◆ **Exercise brief**: In the data below, find every line that has the string "image", and copy it.

Dataset rows for apps and sites:

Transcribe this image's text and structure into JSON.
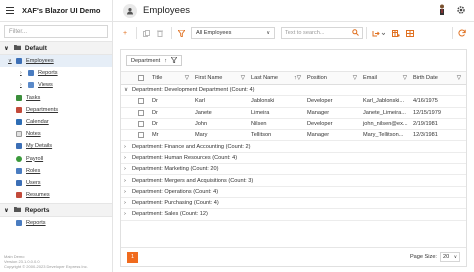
{
  "header": {
    "app_title": "XAF's Blazor UI Demo",
    "page_title": "Employees"
  },
  "sidebar": {
    "filter_placeholder": "Filter...",
    "groups": [
      {
        "label": "Default"
      },
      {
        "label": "Reports"
      }
    ],
    "items": [
      {
        "label": "Employees"
      },
      {
        "label": "Reports"
      },
      {
        "label": "Views"
      },
      {
        "label": "Tasks"
      },
      {
        "label": "Departments"
      },
      {
        "label": "Calendar"
      },
      {
        "label": "Notes"
      },
      {
        "label": "My Details"
      },
      {
        "label": "Payroll"
      },
      {
        "label": "Roles"
      },
      {
        "label": "Users"
      },
      {
        "label": "Resumes"
      },
      {
        "label": "Reports"
      }
    ],
    "footer": [
      "Main Demo",
      "Version 23.1.0.0.0.0",
      "Copyright © 2000-2023 Developer Express Inc."
    ]
  },
  "toolbar": {
    "view_select": "All Employees",
    "search_placeholder": "Text to search..."
  },
  "grid": {
    "group_chip": "Department",
    "columns": [
      "Title",
      "First Name",
      "Last Name",
      "Position",
      "Email",
      "Birth Date"
    ],
    "expanded_group": "Department: Development Department (Count: 4)",
    "rows": [
      {
        "title": "Dr",
        "first": "Karl",
        "last": "Jablonski",
        "position": "Developer",
        "email": "Karl_Jablonski...",
        "birth": "4/16/1975"
      },
      {
        "title": "Dr",
        "first": "Janete",
        "last": "Limeira",
        "position": "Manager",
        "email": "Janete_Limeira...",
        "birth": "12/15/1979"
      },
      {
        "title": "Dr",
        "first": "John",
        "last": "Nilsen",
        "position": "Developer",
        "email": "john_nilsen@ex...",
        "birth": "2/19/1981"
      },
      {
        "title": "Mr",
        "first": "Mary",
        "last": "Tellitson",
        "position": "Manager",
        "email": "Mary_Tellitson...",
        "birth": "12/3/1981"
      }
    ],
    "groups": [
      "Department: Finance and Accounting (Count: 2)",
      "Department: Human Resources (Count: 4)",
      "Department: Marketing (Count: 20)",
      "Department: Mergers and Acquisitions (Count: 3)",
      "Department: Operations (Count: 4)",
      "Department: Purchasing (Count: 4)",
      "Department: Sales (Count: 12)"
    ],
    "page_number": "1",
    "page_size_label": "Page Size:",
    "page_size": "20"
  }
}
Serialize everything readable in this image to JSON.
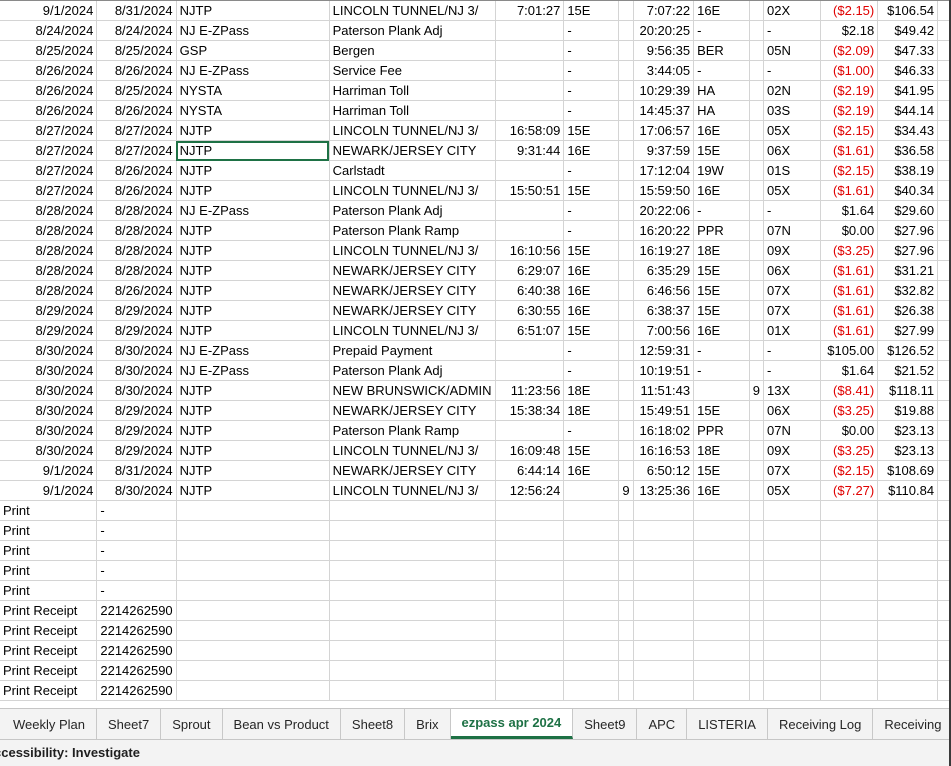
{
  "rows": [
    [
      "9/1/2024",
      "8/31/2024",
      "NJTP",
      "LINCOLN TUNNEL/NJ 3/",
      "7:01:27",
      "15E",
      "",
      "7:07:22",
      "16E",
      "",
      "02X",
      "($2.15)",
      "$106.54"
    ],
    [
      "8/24/2024",
      "8/24/2024",
      "NJ E-ZPass",
      "Paterson Plank Adj",
      "",
      "-",
      "",
      "20:20:25",
      "-",
      "",
      "-",
      "$2.18",
      "$49.42"
    ],
    [
      "8/25/2024",
      "8/25/2024",
      "GSP",
      "Bergen",
      "",
      "-",
      "",
      "9:56:35",
      "BER",
      "",
      "05N",
      "($2.09)",
      "$47.33"
    ],
    [
      "8/26/2024",
      "8/26/2024",
      "NJ E-ZPass",
      "Service Fee",
      "",
      "-",
      "",
      "3:44:05",
      "-",
      "",
      "-",
      "($1.00)",
      "$46.33"
    ],
    [
      "8/26/2024",
      "8/25/2024",
      "NYSTA",
      "Harriman Toll",
      "",
      "-",
      "",
      "10:29:39",
      "HA",
      "",
      "02N",
      "($2.19)",
      "$41.95"
    ],
    [
      "8/26/2024",
      "8/26/2024",
      "NYSTA",
      "Harriman Toll",
      "",
      "-",
      "",
      "14:45:37",
      "HA",
      "",
      "03S",
      "($2.19)",
      "$44.14"
    ],
    [
      "8/27/2024",
      "8/27/2024",
      "NJTP",
      "LINCOLN TUNNEL/NJ 3/",
      "16:58:09",
      "15E",
      "",
      "17:06:57",
      "16E",
      "",
      "05X",
      "($2.15)",
      "$34.43"
    ],
    [
      "8/27/2024",
      "8/27/2024",
      "NJTP",
      "NEWARK/JERSEY CITY",
      "9:31:44",
      "16E",
      "",
      "9:37:59",
      "15E",
      "",
      "06X",
      "($1.61)",
      "$36.58"
    ],
    [
      "8/27/2024",
      "8/26/2024",
      "NJTP",
      "Carlstadt",
      "",
      "-",
      "",
      "17:12:04",
      "19W",
      "",
      "01S",
      "($2.15)",
      "$38.19"
    ],
    [
      "8/27/2024",
      "8/26/2024",
      "NJTP",
      "LINCOLN TUNNEL/NJ 3/",
      "15:50:51",
      "15E",
      "",
      "15:59:50",
      "16E",
      "",
      "05X",
      "($1.61)",
      "$40.34"
    ],
    [
      "8/28/2024",
      "8/28/2024",
      "NJ E-ZPass",
      "Paterson Plank Adj",
      "",
      "-",
      "",
      "20:22:06",
      "-",
      "",
      "-",
      "$1.64",
      "$29.60"
    ],
    [
      "8/28/2024",
      "8/28/2024",
      "NJTP",
      "Paterson Plank Ramp",
      "",
      "-",
      "",
      "16:20:22",
      "PPR",
      "",
      "07N",
      "$0.00",
      "$27.96"
    ],
    [
      "8/28/2024",
      "8/28/2024",
      "NJTP",
      "LINCOLN TUNNEL/NJ 3/",
      "16:10:56",
      "15E",
      "",
      "16:19:27",
      "18E",
      "",
      "09X",
      "($3.25)",
      "$27.96"
    ],
    [
      "8/28/2024",
      "8/28/2024",
      "NJTP",
      "NEWARK/JERSEY CITY",
      "6:29:07",
      "16E",
      "",
      "6:35:29",
      "15E",
      "",
      "06X",
      "($1.61)",
      "$31.21"
    ],
    [
      "8/28/2024",
      "8/26/2024",
      "NJTP",
      "NEWARK/JERSEY CITY",
      "6:40:38",
      "16E",
      "",
      "6:46:56",
      "15E",
      "",
      "07X",
      "($1.61)",
      "$32.82"
    ],
    [
      "8/29/2024",
      "8/29/2024",
      "NJTP",
      "NEWARK/JERSEY CITY",
      "6:30:55",
      "16E",
      "",
      "6:38:37",
      "15E",
      "",
      "07X",
      "($1.61)",
      "$26.38"
    ],
    [
      "8/29/2024",
      "8/29/2024",
      "NJTP",
      "LINCOLN TUNNEL/NJ 3/",
      "6:51:07",
      "15E",
      "",
      "7:00:56",
      "16E",
      "",
      "01X",
      "($1.61)",
      "$27.99"
    ],
    [
      "8/30/2024",
      "8/30/2024",
      "NJ E-ZPass",
      "Prepaid Payment",
      "",
      "-",
      "",
      "12:59:31",
      "-",
      "",
      "-",
      "$105.00",
      "$126.52"
    ],
    [
      "8/30/2024",
      "8/30/2024",
      "NJ E-ZPass",
      "Paterson Plank Adj",
      "",
      "-",
      "",
      "10:19:51",
      "-",
      "",
      "-",
      "$1.64",
      "$21.52"
    ],
    [
      "8/30/2024",
      "8/30/2024",
      "NJTP",
      "NEW BRUNSWICK/ADMIN",
      "11:23:56",
      "18E",
      "",
      "11:51:43",
      "",
      "9",
      "13X",
      "($8.41)",
      "$118.11"
    ],
    [
      "8/30/2024",
      "8/29/2024",
      "NJTP",
      "NEWARK/JERSEY CITY",
      "15:38:34",
      "18E",
      "",
      "15:49:51",
      "15E",
      "",
      "06X",
      "($3.25)",
      "$19.88"
    ],
    [
      "8/30/2024",
      "8/29/2024",
      "NJTP",
      "Paterson Plank Ramp",
      "",
      "-",
      "",
      "16:18:02",
      "PPR",
      "",
      "07N",
      "$0.00",
      "$23.13"
    ],
    [
      "8/30/2024",
      "8/29/2024",
      "NJTP",
      "LINCOLN TUNNEL/NJ 3/",
      "16:09:48",
      "15E",
      "",
      "16:16:53",
      "18E",
      "",
      "09X",
      "($3.25)",
      "$23.13"
    ],
    [
      "9/1/2024",
      "8/31/2024",
      "NJTP",
      "NEWARK/JERSEY CITY",
      "6:44:14",
      "16E",
      "",
      "6:50:12",
      "15E",
      "",
      "07X",
      "($2.15)",
      "$108.69"
    ],
    [
      "9/1/2024",
      "8/30/2024",
      "NJTP",
      "LINCOLN TUNNEL/NJ 3/",
      "12:56:24",
      "",
      "9",
      "13:25:36",
      "16E",
      "",
      "05X",
      "($7.27)",
      "$110.84"
    ]
  ],
  "print_rows": [
    [
      "Print",
      "-"
    ],
    [
      "Print",
      "-"
    ],
    [
      "Print",
      "-"
    ],
    [
      "Print",
      "-"
    ],
    [
      "Print",
      "-"
    ],
    [
      "Print Receipt",
      "2214262590"
    ],
    [
      "Print Receipt",
      "2214262590"
    ],
    [
      "Print Receipt",
      "2214262590"
    ],
    [
      "Print Receipt",
      "2214262590"
    ],
    [
      "Print Receipt",
      "2214262590"
    ]
  ],
  "tabs": [
    "Weekly Plan",
    "Sheet7",
    "Sprout",
    "Bean vs Product",
    "Sheet8",
    "Brix",
    "ezpass apr 2024",
    "Sheet9",
    "APC",
    "LISTERIA",
    "Receiving Log",
    "Receiving"
  ],
  "active_tab": "ezpass apr 2024",
  "status": "ccessibility: Investigate",
  "colors": {
    "negative": "#e00000",
    "accent": "#1e7145"
  }
}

◆ **Reply**:
Transcribe this image's text and structure into JSON.
Serialize everything readable in this image to JSON.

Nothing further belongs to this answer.